Relations With Japan

May 11, 1955

Report Outline
Strains on Japan's Ties with United States
Trends in Japan Since End of Occupation
Defense Commitments and Obligations
Special Focus

Cooperation given the allied authorities by the leaders and people of Japan helped to make the occupation of that country, under the command of Gen. MacArthur, an extraordinarily successful undertaking. It helped also to nourish the feeling—general in the United States since termination of the occupation three years ago—that Japan had become a stable and potentially sturdy ally that could be more or less automatically counted upon to see eye to eye with this country on matters of mutual concern. Differences that have been cropping out recently, however, indicate that such an assumption may have been too easy. Present developments in Japan, though less spectacular than events in Indo-China or the Formosa Strait, may well be of equal long-range importance to free world interests in the Far East.

Since the new Hatoyama government assumed office in Tokyo last March, following a general election at the end of February, Japan has been taking stock of its position in Asia, reappraising its relationships with the United States and other nations, and making moves toward re-establishing political and trade relations with Soviet Russia and Red China. The government was returned to power after promising the Japanese people to pursue a “more independent national policy” based on friendly relations with all countries. Its campaign pledges obligated it to make every effort to strengthen Japan's bonds with other Asian nations while cooperating with the free world in general, and to maintain close relations with the United States while making peace with the Soviet Union and lowering barriers to trade with the Chinese Communists.

Initial action to implement the campaign promises was taken last month. In line with its pledge to keep Japan in close step with the United States— “without blindly following America”—the government came to a number of understandings with this country on mutual defense problems, including the controversial question of Japanese rearmament. And in the hope of normalizing relations with Russia, it agreed to open negotiations with the Soviet Union in London on June 1 to end the state of war which technically still exists between the two countries. In the meantime, however, the Hatoyama government's pursuit of an independent policy has been bringing to the surface various underlying strains in Japanese-American relations.

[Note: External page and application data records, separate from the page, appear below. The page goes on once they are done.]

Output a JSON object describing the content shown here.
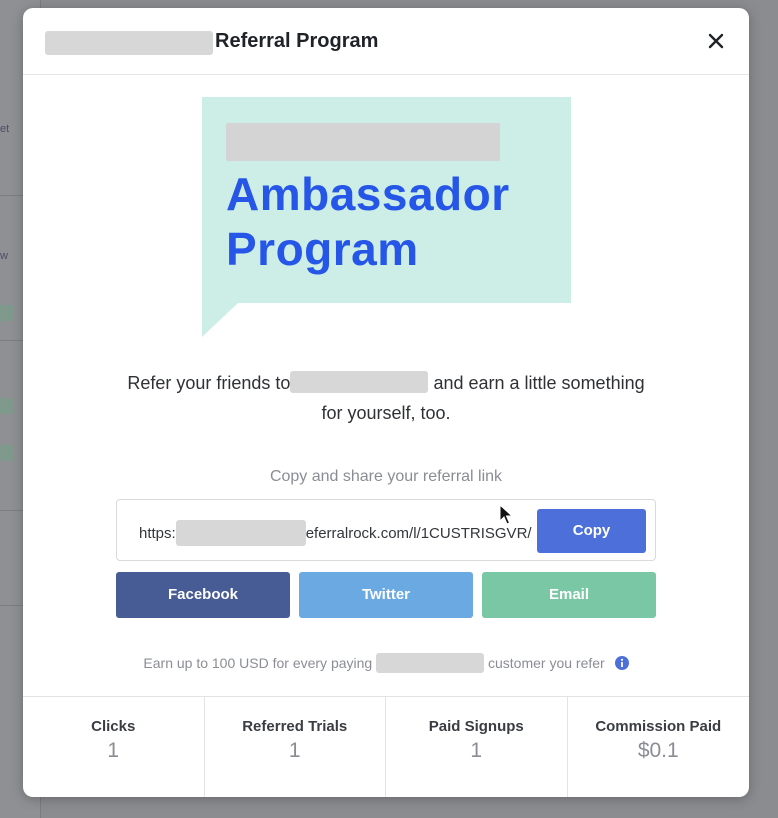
{
  "background": {
    "sidebar_fragments": [
      "et",
      "w",
      "e",
      "e",
      "p"
    ]
  },
  "modal": {
    "title": "Referral Program",
    "close_icon": "close-icon"
  },
  "banner": {
    "title_line1": "Ambassador",
    "title_line2": "Program",
    "colors": {
      "bg": "#cdeee6",
      "text": "#2556e8"
    }
  },
  "intro": {
    "before": "Refer your friends to",
    "after": "and earn a little something",
    "line2": "for yourself, too."
  },
  "share": {
    "label": "Copy and share your referral link",
    "link_prefix": "https:",
    "link_suffix": "eferralrock.com/l/1CUSTRISGVR/",
    "copy_label": "Copy"
  },
  "social": {
    "facebook": "Facebook",
    "twitter": "Twitter",
    "email": "Email",
    "colors": {
      "facebook": "#475b95",
      "twitter": "#6aa9e2",
      "email": "#79c7a4",
      "copy": "#4d6fd9"
    }
  },
  "earn": {
    "before": "Earn up to 100 USD for every paying",
    "after": "customer you refer",
    "icon": "info-icon"
  },
  "stats": [
    {
      "label": "Clicks",
      "value": "1"
    },
    {
      "label": "Referred Trials",
      "value": "1"
    },
    {
      "label": "Paid Signups",
      "value": "1"
    },
    {
      "label": "Commission Paid",
      "value": "$0.1"
    }
  ]
}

ISSUE TRACKER for Related Reports
Jul. 26, 2002  Japan in Crisis
May 31, 1991  The U.S. And Japan
Apr. 09, 1982  Tensions in U.S.-Japanese Relations
Jul. 01, 1977  Japanese Elections
Mar. 04, 1970  Emergent Japan
Jun. 25, 1969  Okinawa Question
Jan. 05, 1966  Rising Japanese Nationalism
Jun. 02, 1960  Japan: Disturbed Ally
Nov. 18, 1959  Japanese Competition in International Trade
May 11, 1955  Relations With Japan
Nov. 03, 1954  Japan's Economy
Jan. 09, 1952  Trade with Japan
Feb. 28, 1951  Japan and Pacific Security
Sep. 19, 1947  Peace with Japan
Aug. 14, 1945  Emperor of Japan
Nov. 03, 1944  Russo-Japanese Relations
Dec. 09, 1939  The United States and Japan's New Order in Asia
Dec. 05, 1938  Japan and the Open Door Policy
Apr. 29, 1935  Japanese Foreign Trade Expansion
May 11, 1934  Japanese Policy in Asia
Oct. 12, 1932  Japanese-American Relations
Mar. 17, 1932  Boycotts and Embargoes
Feb. 10, 1932  Militarism Vs. Liberalism in Japan
Diplomacy and Diplomats
Regional Political Affairs: East Asia and the Pacific